The Falcons 2021 draft class won’t have a game-changing impact outside of a couple of first-year players. The new regime has clearly emphasized not only rookies but all players earning their playing time; every single member of the 2021 rookie class was buried on the team’s first depth chart. Higher-drafted guys will have a bigger role in the team’s plans going forward, while some will be in a pseudo-redshirt rookie year.
Pitts is obviously the name to watch here. He’s going to be featured in the offense in a bevy of ways — in motion, split out wide, in the slot, and in line. I wouldn’t be surprised if Pitts exceeds 100 targets easily because he will be much more than a traditional tight end. This offense will one day revolve around Pitts if it isn’t already. His role will be Ryan’s safety outlet and, eventually, his go-to receiver.
I envisioned Grant starting the moment he stepped on the field, but things are developing differently. Grant’s role will likely be limited to nickel and dime packages, given his immense positional flexibility — able to play in a split safety look, single-high, in the slot, or in the box — until he can upend one of Duron Harmon or Erik Harris for a starting job. Grant’s development will be exponential, so his role will become bigger and bigger as the season progresses. Arthur Smith noted that Grant has been working hard, and he was very impressed with him.
Mayfield’s role depends on how the left guard battle shakes out. He could either be a starting member of this offensive line or a depth piece. Eventually, the former third-overall pick will be named the starter because of his upside over Josh Andrews. At that point, his role will be to mash people in the run game while learning from Jake Matthews and Chris Lindstrom in his pass sets. His only job will be to protect Matt Ryan and consistently improve his pass blocking.

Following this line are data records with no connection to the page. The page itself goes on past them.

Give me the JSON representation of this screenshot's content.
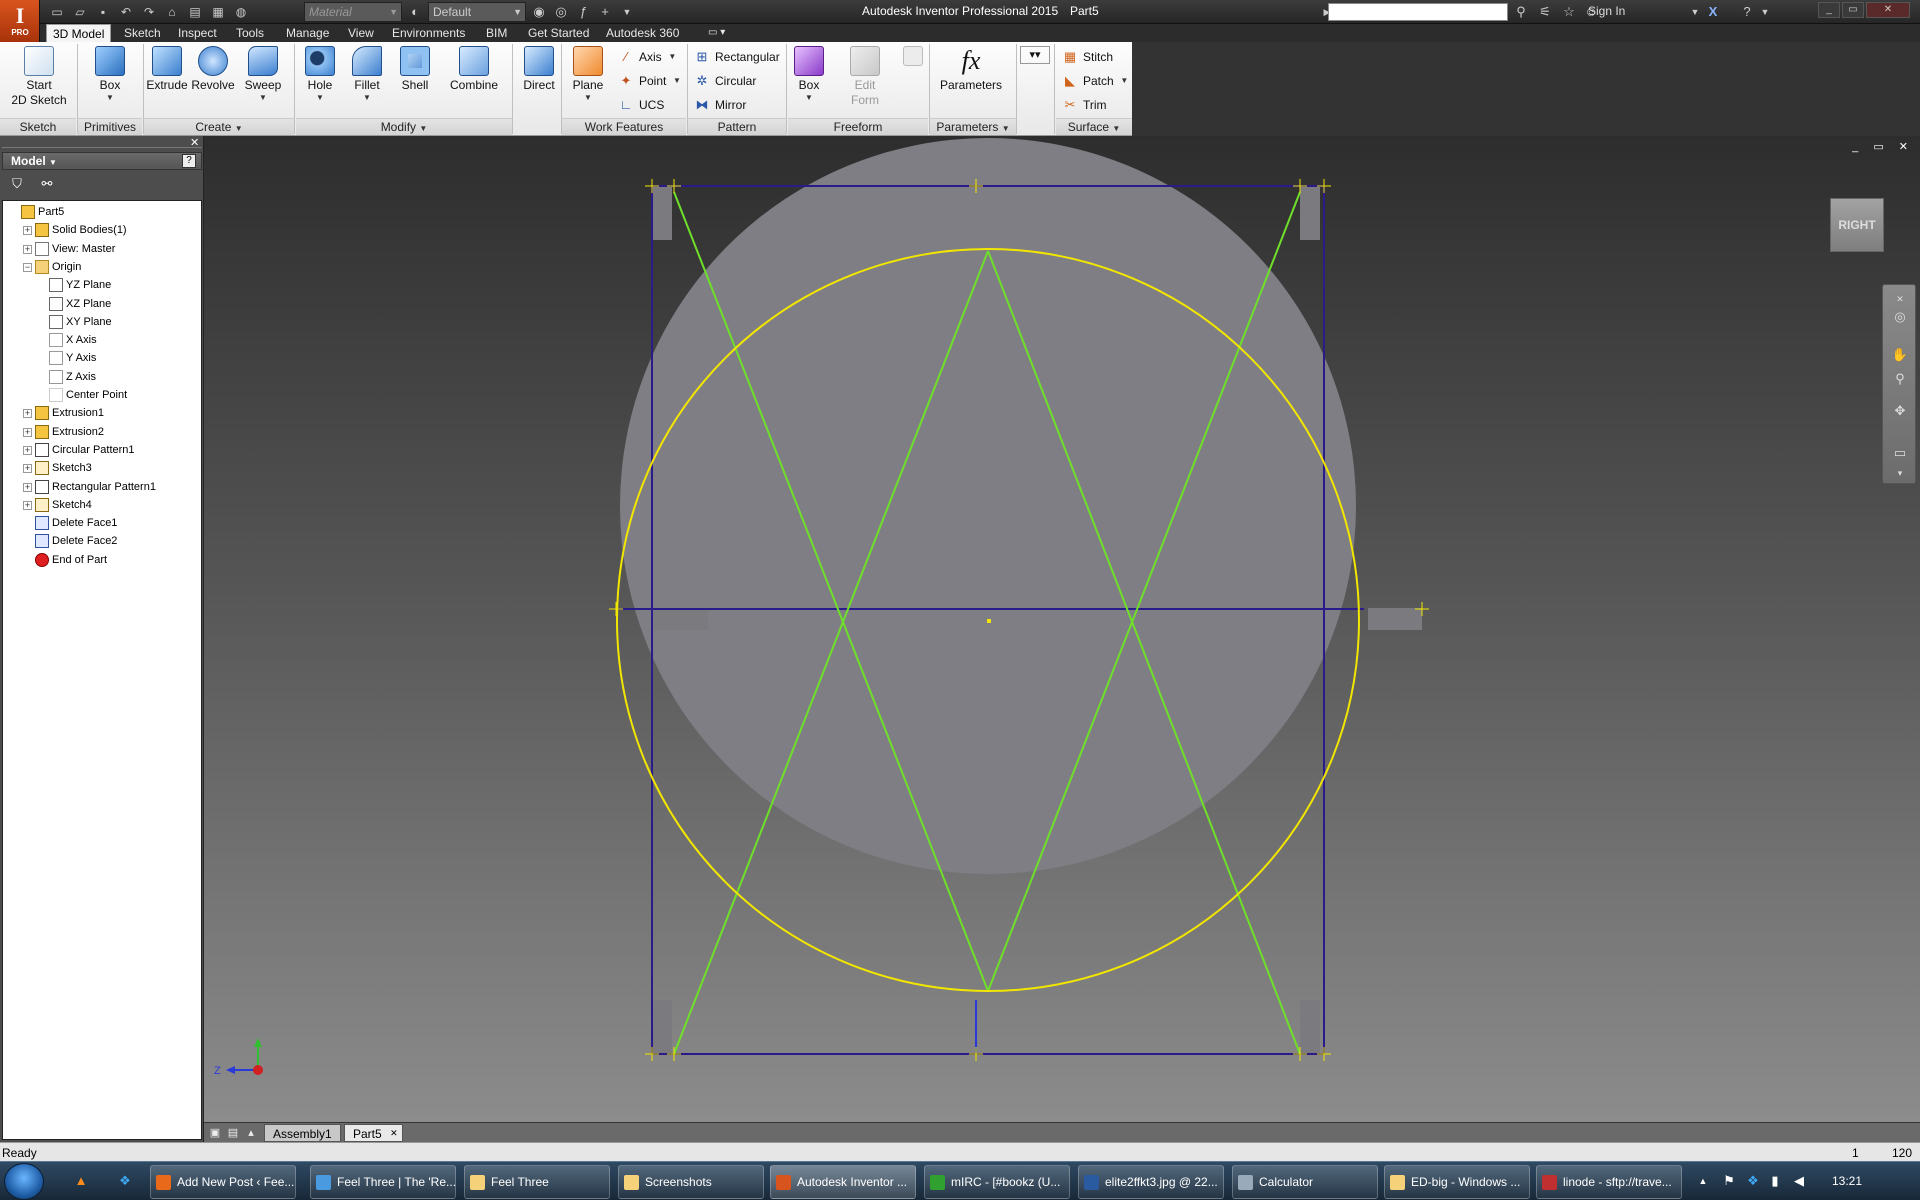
{
  "titlebar": {
    "app_title": "Autodesk Inventor Professional 2015",
    "document": "Part5",
    "material_combo": "Material",
    "appearance_combo": "Default",
    "sign_in": "Sign In",
    "app_badge": "PRO"
  },
  "tabs": [
    "3D Model",
    "Sketch",
    "Inspect",
    "Tools",
    "Manage",
    "View",
    "Environments",
    "BIM",
    "Get Started",
    "Autodesk 360"
  ],
  "ribbon": {
    "start_sketch": "Start\n2D Sketch",
    "create": [
      "Box",
      "Extrude",
      "Revolve",
      "Sweep"
    ],
    "modify": [
      "Hole",
      "Fillet",
      "Shell",
      "Combine"
    ],
    "direct": "Direct",
    "plane": "Plane",
    "work_small": [
      "Axis",
      "Point",
      "UCS"
    ],
    "pattern_small": [
      "Rectangular",
      "Circular",
      "Mirror"
    ],
    "freeform": [
      "Box",
      "Edit\nForm"
    ],
    "parameters": "Parameters",
    "surface_small": [
      "Stitch",
      "Patch",
      "Trim"
    ],
    "panel_titles": [
      "Sketch",
      "Primitives",
      "Create",
      "Modify",
      "Work Features",
      "Pattern",
      "Freeform",
      "Parameters",
      "Surface"
    ],
    "fx": "fx"
  },
  "browser": {
    "title": "Model",
    "help": "?",
    "tree": [
      {
        "label": "Part5",
        "icon": "part-icon"
      },
      {
        "label": "Solid Bodies(1)",
        "icon": "solid-bodies-icon"
      },
      {
        "label": "View: Master",
        "icon": "view-icon"
      },
      {
        "label": "Origin",
        "icon": "folder-icon"
      },
      {
        "label": "YZ Plane",
        "icon": "plane-icon"
      },
      {
        "label": "XZ Plane",
        "icon": "plane-icon"
      },
      {
        "label": "XY Plane",
        "icon": "plane-icon"
      },
      {
        "label": "X Axis",
        "icon": "axis-icon"
      },
      {
        "label": "Y Axis",
        "icon": "axis-icon"
      },
      {
        "label": "Z Axis",
        "icon": "axis-icon"
      },
      {
        "label": "Center Point",
        "icon": "point-icon"
      },
      {
        "label": "Extrusion1",
        "icon": "extrusion-icon"
      },
      {
        "label": "Extrusion2",
        "icon": "extrusion-icon"
      },
      {
        "label": "Circular Pattern1",
        "icon": "circular-pattern-icon"
      },
      {
        "label": "Sketch3",
        "icon": "sketch-icon"
      },
      {
        "label": "Rectangular Pattern1",
        "icon": "rectangular-pattern-icon"
      },
      {
        "label": "Sketch4",
        "icon": "sketch-icon"
      },
      {
        "label": "Delete Face1",
        "icon": "delete-face-icon"
      },
      {
        "label": "Delete Face2",
        "icon": "delete-face-icon"
      },
      {
        "label": "End of Part",
        "icon": "end-of-part-icon"
      }
    ]
  },
  "viewport": {
    "viewcube_face": "RIGHT",
    "triad_label": "Z"
  },
  "doc_tabs": [
    "Assembly1",
    "Part5"
  ],
  "status": {
    "text": "Ready",
    "num1": "1",
    "num2": "120"
  },
  "taskbar": {
    "items": [
      "Add New Post ‹ Fee...",
      "Feel Three | The 'Re...",
      "Feel Three",
      "Screenshots",
      "Autodesk Inventor ...",
      "mIRC - [#bookz (U...",
      "elite2ffkt3.jpg @ 22...",
      "Calculator",
      "ED-big - Windows ...",
      "linode - sftp://trave..."
    ],
    "clock": "13:21"
  },
  "colors": {
    "sketch_circle": "#f2e600",
    "construction_lines": "#6fe02a",
    "profile_lines": "#2a1b8a",
    "viewport_top": "#2d2d2d",
    "viewport_bottom": "#8c8c8c"
  }
}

Hall will likely be the highest-drafted depth piece of this rookie class. Even though on a recent episode of Talkin’ Birdy Scott Bair noted that Darren Hall had been all over the field making plays, he has a long way to go to become a starter. He can compete for snaps at nickel and can play a safety-corner role in this defense, which bodes well for his path to playing time. He played well in the preseason, and his quickest way to the field will likely be to solidify his position as the dime defensive back.
Barring some unexpected improvements, Dalman will be a backup at both guard and center — a swing, interior lineman.
With injuries to John Cominsky and Marlon Davidson, Graham will have an opportunity to get valuable reps against starters and second-stringers in the joint practices and preseason game against Miami. More than likely, he’ll play a role on special teams, but he’s still just a depth piece because of the interior defensive line depth.
Ogundeji is a beneficiary of a thin depth chart at outside linebacker. He’s taken advantage of the opportunity given with Dante Fowler missing a couple of weeks due to COVID-19 and looked impressive in his snaps during the Titans game. He uses his incredible length in both run and pass-rushing situations, and eventually, he could take over the starting job opposite of Fowler. Right now, his role is to be a rotational defender along this defensive front.
Williams had an impressive debut against the Titans, where he played on the boundary. He’s still gunning for the punt returning job where he’s battling Austin Trammel and Chris Rowland. The ability to play boundary cornerback greatly improved his trajectory as an NFL player, but his role right now will be on special teams.
Darby has had a quiet training camp and first preseason game, but that is expected with how poorly the offense performed. His position on the roster is much less solidified than originally thought. Right now, his role is just to make the 53-man and provide some value on special teams.